Life behind barbed wire: the World War II internment memoirs of a Hawai'i Issei book cover

Soga, Yasutaro (Keiho). Life behind barbed wire: the World War II internment memoirs of a Hawai’i Issei, tr. by Kihei Hirai. Hawai’i, 2007. 252p ISBN 9780824820336 pbk, $24.00.
Reviewed in CHOICE May 2008

This is a notable work for several reasons. It is a valuable memoir translated from Japanese of a Japanese immigrant journalist from Hawai’i during WW II. The experiences of these noncitizen Americans of Japanese descent have received considerably less attention than those of the mainland Japanese American population that was subjected to mass internment in relocation camps. Especially important are the rare descriptions and insights that the memoir provides of the arrest and removal of Japanese nationals from Hawai’i, Alaska, the mainland, and South America to Justice and War Department camps in Hawai’i, California, and New Mexico following the attack on Pearl Harbor, and of the everyday lives and experiences of those incarcerated. Tetsuden Kashima’s introduction provides useful background information about the detention and internment programs and specific information about the narrative. Summing Up: Highly recommended. Upper-division undergraduates and above. —P. Watanabe, University of Massachusetts at Boston
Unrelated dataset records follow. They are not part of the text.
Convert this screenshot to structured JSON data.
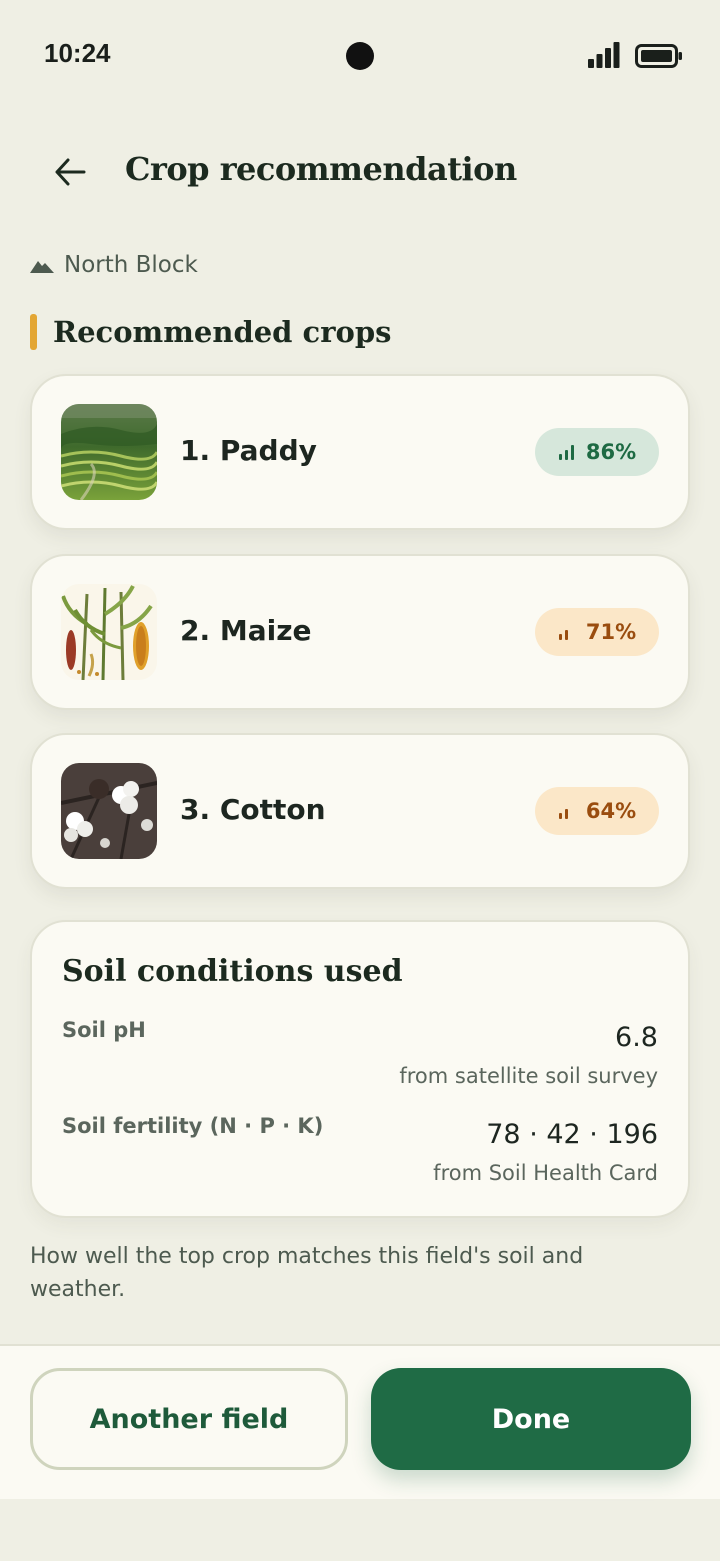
{
  "status_bar": {
    "time": "10:24"
  },
  "header": {
    "title": "Crop recommendation"
  },
  "field": {
    "name": "North Block"
  },
  "section": {
    "title": "Recommended crops"
  },
  "crops": [
    {
      "rank_name": "1. Paddy",
      "score": "86%",
      "level": "high"
    },
    {
      "rank_name": "2. Maize",
      "score": "71%",
      "level": "medium"
    },
    {
      "rank_name": "3. Cotton",
      "score": "64%",
      "level": "medium"
    }
  ],
  "soil": {
    "title": "Soil conditions used",
    "ph": {
      "label": "Soil pH",
      "value": "6.8",
      "source": "from satellite soil survey"
    },
    "fertility": {
      "label": "Soil fertility (N · P · K)",
      "value": "78 · 42 · 196",
      "source": "from Soil Health Card"
    }
  },
  "footnote": "How well the top crop matches this field's soil and weather.",
  "actions": {
    "secondary": "Another field",
    "primary": "Done"
  },
  "colors": {
    "primary": "#1f6b45",
    "accent": "#e3a634",
    "score_high_bg": "#d6e7db",
    "score_mid_bg": "#fbe7c8"
  }
}
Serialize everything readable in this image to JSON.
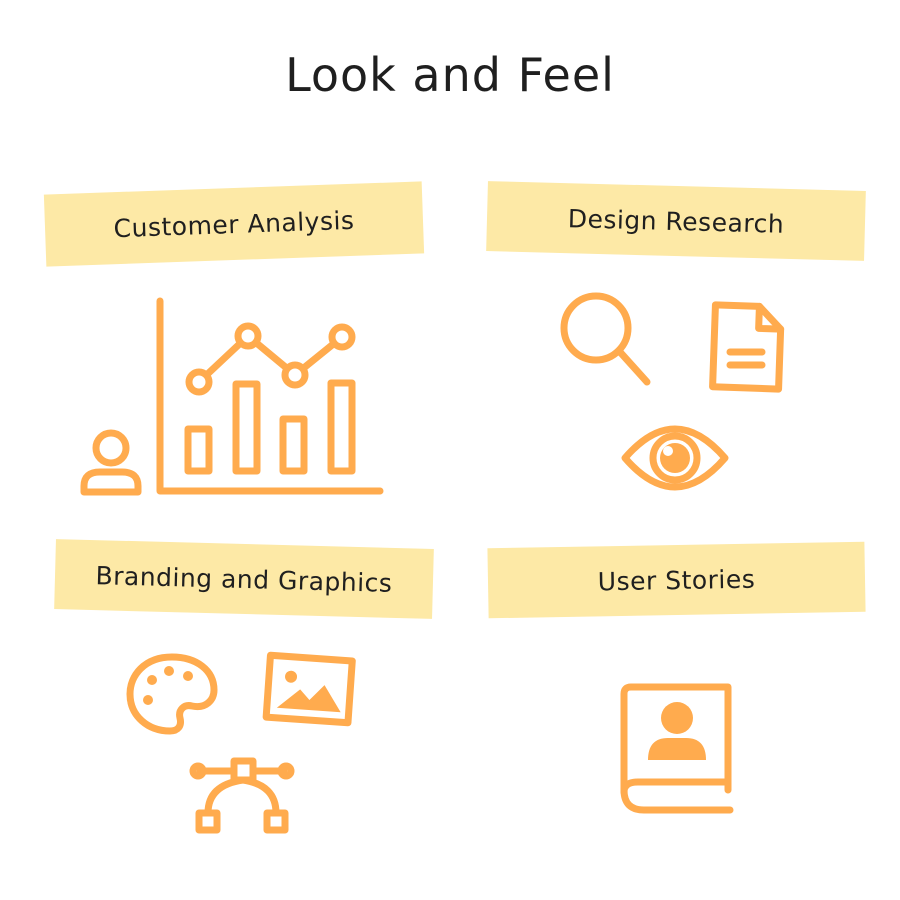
{
  "title": "Look and Feel",
  "accent_color": "#ffab4e",
  "label_color": "#fde9a6",
  "sections": [
    {
      "label": "Customer Analysis",
      "icons": [
        "person-icon",
        "bar-chart-icon",
        "line-chart-icon"
      ]
    },
    {
      "label": "Design Research",
      "icons": [
        "magnifier-icon",
        "document-icon",
        "eye-icon"
      ]
    },
    {
      "label": "Branding and Graphics",
      "icons": [
        "palette-icon",
        "image-icon",
        "bezier-pen-icon"
      ]
    },
    {
      "label": "User Stories",
      "icons": [
        "user-book-icon"
      ]
    }
  ]
}
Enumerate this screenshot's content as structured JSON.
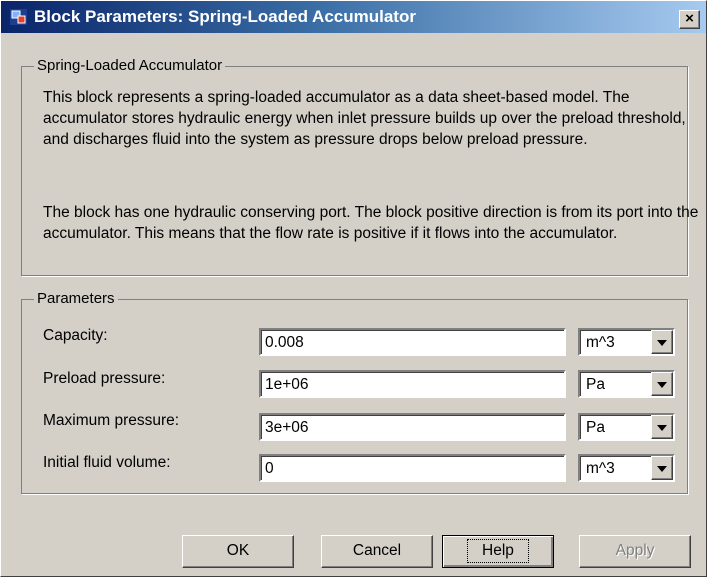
{
  "window": {
    "title": "Block Parameters: Spring-Loaded Accumulator",
    "close_label": "×"
  },
  "description_group": {
    "legend": "Spring-Loaded Accumulator",
    "paragraph1": "This block represents a spring-loaded accumulator as a data sheet-based model. The accumulator stores hydraulic energy when inlet pressure builds up over the preload threshold, and discharges fluid into the system as pressure drops below preload pressure.",
    "paragraph2": "The block has one hydraulic conserving port. The block positive direction is from its port into the accumulator. This means that the flow rate is positive if it flows into the accumulator."
  },
  "parameters_group": {
    "legend": "Parameters",
    "rows": [
      {
        "label": "Capacity:",
        "value": "0.008",
        "unit": "m^3"
      },
      {
        "label": "Preload pressure:",
        "value": "1e+06",
        "unit": "Pa"
      },
      {
        "label": "Maximum pressure:",
        "value": "3e+06",
        "unit": "Pa"
      },
      {
        "label": "Initial fluid volume:",
        "value": "0",
        "unit": "m^3"
      }
    ]
  },
  "buttons": {
    "ok": "OK",
    "cancel": "Cancel",
    "help": "Help",
    "apply": "Apply"
  }
}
White, Geoffrey. Memorializing Pearl Harbor: unfinished histories and the work of remembrance. Duke, 2016. 340p bibl index afp ISBN 9780822360889, $94.95; ISBN 9780822361022 pbk, $26.95; ISBN 9780822374435 ebook, contact publisher for price.
Reviewed in CHOICE December 2016
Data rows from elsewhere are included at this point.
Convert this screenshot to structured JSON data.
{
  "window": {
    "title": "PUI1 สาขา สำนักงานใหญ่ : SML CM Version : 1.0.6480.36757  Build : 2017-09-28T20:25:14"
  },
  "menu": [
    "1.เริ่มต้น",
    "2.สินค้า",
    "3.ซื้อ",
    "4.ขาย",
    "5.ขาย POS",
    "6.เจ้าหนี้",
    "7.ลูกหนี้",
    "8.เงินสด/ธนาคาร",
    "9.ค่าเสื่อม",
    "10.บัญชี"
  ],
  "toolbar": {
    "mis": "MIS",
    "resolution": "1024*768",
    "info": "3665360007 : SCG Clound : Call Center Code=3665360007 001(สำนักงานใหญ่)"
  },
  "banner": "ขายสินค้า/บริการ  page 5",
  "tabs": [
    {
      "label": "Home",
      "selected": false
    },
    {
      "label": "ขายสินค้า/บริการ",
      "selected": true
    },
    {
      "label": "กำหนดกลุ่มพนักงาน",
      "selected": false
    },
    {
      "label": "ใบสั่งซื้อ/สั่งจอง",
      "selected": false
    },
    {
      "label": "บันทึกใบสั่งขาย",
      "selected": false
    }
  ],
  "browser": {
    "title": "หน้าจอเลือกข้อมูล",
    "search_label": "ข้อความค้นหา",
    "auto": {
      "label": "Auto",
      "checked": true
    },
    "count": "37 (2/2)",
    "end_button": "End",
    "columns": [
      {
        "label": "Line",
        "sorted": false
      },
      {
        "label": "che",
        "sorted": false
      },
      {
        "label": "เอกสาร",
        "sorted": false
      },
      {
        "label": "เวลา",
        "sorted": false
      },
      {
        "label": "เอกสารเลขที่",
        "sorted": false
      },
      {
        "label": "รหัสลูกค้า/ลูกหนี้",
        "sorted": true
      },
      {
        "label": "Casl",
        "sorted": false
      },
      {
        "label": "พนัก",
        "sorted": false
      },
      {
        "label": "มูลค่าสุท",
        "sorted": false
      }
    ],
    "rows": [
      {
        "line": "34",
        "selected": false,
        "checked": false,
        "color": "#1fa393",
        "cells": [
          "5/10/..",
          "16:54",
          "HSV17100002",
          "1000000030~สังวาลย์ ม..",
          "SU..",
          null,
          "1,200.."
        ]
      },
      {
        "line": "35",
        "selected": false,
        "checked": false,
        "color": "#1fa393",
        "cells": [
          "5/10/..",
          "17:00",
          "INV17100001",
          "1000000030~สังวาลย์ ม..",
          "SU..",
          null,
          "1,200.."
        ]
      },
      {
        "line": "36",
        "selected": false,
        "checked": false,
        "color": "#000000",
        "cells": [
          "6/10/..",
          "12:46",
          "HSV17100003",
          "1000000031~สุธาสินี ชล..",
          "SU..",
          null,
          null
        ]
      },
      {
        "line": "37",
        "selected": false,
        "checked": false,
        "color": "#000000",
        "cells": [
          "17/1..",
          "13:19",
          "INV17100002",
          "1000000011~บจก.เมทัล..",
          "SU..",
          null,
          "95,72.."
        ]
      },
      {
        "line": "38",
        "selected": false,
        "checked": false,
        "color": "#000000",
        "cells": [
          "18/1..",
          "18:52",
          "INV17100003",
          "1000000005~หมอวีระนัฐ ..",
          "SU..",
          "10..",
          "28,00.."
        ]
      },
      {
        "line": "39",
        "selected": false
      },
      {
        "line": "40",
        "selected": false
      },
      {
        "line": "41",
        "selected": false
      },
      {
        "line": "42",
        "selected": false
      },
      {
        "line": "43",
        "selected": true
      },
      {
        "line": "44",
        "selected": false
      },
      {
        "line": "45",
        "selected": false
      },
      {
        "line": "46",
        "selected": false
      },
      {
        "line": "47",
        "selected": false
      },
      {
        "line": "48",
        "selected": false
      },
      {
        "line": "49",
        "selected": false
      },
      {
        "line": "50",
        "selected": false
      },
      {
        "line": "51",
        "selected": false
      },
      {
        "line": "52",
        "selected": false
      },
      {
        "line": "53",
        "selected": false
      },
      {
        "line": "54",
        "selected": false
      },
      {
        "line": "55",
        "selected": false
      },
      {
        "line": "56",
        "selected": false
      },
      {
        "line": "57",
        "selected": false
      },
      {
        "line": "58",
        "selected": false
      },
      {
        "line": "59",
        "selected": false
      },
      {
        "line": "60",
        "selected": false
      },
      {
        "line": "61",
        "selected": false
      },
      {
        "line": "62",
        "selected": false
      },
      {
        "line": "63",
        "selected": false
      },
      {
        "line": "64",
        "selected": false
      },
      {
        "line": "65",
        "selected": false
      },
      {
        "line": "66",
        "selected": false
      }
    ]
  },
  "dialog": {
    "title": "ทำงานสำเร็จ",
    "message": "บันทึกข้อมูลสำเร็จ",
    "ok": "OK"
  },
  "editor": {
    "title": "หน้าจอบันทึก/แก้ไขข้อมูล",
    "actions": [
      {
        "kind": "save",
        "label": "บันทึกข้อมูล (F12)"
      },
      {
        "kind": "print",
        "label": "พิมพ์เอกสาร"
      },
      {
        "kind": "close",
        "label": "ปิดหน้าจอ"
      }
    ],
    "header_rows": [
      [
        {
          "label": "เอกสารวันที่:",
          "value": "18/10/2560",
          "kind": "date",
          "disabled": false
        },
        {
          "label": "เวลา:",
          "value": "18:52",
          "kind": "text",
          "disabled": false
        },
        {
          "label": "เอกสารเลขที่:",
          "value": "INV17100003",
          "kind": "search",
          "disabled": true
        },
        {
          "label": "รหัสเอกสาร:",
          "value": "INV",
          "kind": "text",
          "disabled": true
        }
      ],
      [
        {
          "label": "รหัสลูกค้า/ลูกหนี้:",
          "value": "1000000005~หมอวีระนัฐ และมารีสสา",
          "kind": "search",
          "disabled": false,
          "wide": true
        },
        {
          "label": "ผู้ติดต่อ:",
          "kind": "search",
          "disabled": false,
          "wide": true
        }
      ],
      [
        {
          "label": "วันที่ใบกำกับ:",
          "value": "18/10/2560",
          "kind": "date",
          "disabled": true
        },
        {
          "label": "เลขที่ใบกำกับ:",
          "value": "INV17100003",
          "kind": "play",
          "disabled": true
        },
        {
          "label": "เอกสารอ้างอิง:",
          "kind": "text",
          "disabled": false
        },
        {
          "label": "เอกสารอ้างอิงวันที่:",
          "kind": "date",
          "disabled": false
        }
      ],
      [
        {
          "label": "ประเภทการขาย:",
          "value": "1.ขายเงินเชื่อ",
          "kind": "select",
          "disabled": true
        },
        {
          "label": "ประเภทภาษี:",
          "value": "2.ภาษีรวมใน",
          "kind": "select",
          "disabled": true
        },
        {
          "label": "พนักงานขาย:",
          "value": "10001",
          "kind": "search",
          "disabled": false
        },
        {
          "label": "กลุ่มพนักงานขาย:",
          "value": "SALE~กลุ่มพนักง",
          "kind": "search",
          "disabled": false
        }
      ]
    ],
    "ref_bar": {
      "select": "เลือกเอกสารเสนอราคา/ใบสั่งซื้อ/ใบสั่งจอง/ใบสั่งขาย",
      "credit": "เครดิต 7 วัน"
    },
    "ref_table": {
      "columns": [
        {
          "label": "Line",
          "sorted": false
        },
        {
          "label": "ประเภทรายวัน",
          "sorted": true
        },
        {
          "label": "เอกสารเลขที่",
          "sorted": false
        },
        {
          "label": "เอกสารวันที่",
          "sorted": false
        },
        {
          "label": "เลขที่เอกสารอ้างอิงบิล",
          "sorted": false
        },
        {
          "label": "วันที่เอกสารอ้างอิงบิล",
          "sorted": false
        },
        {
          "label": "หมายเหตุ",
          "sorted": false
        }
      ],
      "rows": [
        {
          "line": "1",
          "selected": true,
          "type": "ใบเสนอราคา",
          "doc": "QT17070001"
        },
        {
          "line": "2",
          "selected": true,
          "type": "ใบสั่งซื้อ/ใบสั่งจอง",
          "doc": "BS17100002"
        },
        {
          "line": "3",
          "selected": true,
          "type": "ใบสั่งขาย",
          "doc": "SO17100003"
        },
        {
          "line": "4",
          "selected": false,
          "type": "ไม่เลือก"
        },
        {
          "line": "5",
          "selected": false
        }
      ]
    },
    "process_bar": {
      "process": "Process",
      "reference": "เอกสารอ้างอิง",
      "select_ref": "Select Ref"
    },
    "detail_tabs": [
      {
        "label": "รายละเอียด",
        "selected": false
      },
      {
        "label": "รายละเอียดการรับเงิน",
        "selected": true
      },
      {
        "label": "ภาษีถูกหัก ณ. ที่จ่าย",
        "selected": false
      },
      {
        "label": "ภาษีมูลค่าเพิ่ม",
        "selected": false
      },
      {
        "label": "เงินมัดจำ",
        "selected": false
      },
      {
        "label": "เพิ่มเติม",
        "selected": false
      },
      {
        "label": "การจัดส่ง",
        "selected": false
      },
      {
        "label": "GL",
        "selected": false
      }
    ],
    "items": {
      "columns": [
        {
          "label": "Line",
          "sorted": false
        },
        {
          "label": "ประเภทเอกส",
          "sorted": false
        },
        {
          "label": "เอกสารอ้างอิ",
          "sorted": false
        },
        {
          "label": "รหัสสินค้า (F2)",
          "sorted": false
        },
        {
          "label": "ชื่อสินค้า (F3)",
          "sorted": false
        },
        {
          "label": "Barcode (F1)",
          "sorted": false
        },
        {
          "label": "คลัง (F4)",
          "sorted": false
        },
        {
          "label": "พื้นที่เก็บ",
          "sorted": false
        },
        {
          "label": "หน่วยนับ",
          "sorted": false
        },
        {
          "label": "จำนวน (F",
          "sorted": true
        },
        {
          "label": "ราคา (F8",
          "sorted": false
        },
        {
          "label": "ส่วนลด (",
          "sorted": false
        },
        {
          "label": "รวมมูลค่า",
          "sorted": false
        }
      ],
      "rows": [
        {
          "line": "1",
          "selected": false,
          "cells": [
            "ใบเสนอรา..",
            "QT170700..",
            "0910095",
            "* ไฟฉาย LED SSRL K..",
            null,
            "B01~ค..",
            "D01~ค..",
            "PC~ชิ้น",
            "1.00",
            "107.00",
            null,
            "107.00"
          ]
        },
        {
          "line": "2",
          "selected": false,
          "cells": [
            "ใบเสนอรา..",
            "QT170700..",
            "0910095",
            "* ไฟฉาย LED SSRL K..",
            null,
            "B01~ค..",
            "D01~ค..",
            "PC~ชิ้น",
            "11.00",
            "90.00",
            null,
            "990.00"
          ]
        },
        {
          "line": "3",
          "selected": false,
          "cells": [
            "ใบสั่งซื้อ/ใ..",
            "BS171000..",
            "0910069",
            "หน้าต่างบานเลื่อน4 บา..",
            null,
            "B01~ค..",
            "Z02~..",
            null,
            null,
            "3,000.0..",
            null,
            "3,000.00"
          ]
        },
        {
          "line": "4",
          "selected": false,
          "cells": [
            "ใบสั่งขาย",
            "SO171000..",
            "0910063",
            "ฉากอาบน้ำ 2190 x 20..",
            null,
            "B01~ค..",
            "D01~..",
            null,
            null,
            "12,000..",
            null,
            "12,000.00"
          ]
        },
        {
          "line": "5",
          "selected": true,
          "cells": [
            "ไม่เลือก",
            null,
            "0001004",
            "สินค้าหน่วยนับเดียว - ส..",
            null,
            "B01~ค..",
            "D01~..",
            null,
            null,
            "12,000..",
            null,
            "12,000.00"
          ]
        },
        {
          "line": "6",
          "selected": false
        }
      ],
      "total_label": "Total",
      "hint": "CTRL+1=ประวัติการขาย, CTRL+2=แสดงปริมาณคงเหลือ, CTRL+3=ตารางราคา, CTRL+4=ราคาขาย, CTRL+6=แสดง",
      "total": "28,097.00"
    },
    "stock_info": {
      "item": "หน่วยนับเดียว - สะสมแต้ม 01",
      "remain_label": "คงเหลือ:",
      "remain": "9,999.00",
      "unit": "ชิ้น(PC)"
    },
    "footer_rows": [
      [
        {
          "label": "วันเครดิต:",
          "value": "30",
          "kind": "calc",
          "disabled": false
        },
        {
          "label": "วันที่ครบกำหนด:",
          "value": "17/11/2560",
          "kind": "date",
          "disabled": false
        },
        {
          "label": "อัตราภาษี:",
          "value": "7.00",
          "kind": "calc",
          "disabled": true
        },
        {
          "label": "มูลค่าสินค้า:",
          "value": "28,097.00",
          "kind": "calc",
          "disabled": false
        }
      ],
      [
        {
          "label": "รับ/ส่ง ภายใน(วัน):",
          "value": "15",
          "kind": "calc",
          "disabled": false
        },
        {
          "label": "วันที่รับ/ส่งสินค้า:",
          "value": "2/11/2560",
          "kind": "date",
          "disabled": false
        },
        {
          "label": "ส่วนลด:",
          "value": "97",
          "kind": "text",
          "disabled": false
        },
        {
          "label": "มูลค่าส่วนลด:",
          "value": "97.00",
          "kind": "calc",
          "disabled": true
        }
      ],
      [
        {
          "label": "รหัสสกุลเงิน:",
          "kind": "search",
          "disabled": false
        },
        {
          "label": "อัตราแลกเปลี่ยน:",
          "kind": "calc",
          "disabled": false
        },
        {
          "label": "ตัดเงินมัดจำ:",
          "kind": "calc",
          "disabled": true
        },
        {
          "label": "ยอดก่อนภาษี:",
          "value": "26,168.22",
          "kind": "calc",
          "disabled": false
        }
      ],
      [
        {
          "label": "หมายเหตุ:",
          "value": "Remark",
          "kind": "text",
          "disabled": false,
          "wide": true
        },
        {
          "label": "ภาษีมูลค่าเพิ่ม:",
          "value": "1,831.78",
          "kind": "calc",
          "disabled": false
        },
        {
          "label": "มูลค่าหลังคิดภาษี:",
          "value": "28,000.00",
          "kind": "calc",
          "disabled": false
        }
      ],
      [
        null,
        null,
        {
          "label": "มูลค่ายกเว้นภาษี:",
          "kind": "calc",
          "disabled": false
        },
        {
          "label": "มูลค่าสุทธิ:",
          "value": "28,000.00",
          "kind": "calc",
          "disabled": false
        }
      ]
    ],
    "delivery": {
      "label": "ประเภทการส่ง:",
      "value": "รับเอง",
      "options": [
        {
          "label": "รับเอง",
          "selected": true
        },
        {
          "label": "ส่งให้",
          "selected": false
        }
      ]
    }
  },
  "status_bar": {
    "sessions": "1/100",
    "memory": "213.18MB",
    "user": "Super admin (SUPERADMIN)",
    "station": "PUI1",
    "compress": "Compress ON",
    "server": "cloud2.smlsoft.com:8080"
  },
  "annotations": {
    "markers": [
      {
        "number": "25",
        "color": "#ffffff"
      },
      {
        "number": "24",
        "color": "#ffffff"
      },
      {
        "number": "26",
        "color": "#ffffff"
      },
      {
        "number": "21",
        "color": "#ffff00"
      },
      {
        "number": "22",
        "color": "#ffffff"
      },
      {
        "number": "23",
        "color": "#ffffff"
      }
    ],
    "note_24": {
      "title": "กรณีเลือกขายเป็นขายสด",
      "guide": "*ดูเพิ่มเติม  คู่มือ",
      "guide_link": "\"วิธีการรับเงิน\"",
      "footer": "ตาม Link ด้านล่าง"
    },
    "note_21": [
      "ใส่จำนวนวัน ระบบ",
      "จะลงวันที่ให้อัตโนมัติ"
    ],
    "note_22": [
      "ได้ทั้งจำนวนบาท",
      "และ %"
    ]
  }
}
White (emer., anthropology, Univ. of Hawai’i) examines the continuing evolution of the USS Arizona Memorial as an American icon. Originally intended as a sacrosanct monument for the 1,177 sailors and Marines who died there in December 1941, it is now a large complex that attracts about 1.8 million visitors a year. With the progressive passing of the WW II generation and the fading of historical memory of the Pacific War, the role and purpose of the shrine have been in flux. Japanese Americans and Indigenous Hawaiians want to include their historical experience at the monument. Japanese tourists are interested in visiting the site where their nation first embarked upon a tragic disaster. Meanwhile, all stakeholders in the Pearl Harbor project, including the National Park Service, the US Navy, military families, historians, and politicians, seek input into what and whom the monument represents as well as the “lessons” it teaches. Complicating matters, any deviations from original postwar historical interpretations are likely to be labeled as examples of “political correctness” in polarized US society. This well-researched, provocative study, written for specialists rather than general readers, will be of considerable interest to students of ethnography, public history, and museum studies. Summing Up: Highly recommended. Upper-division undergraduates and above. —C. J. Weeks, Kennesaw State University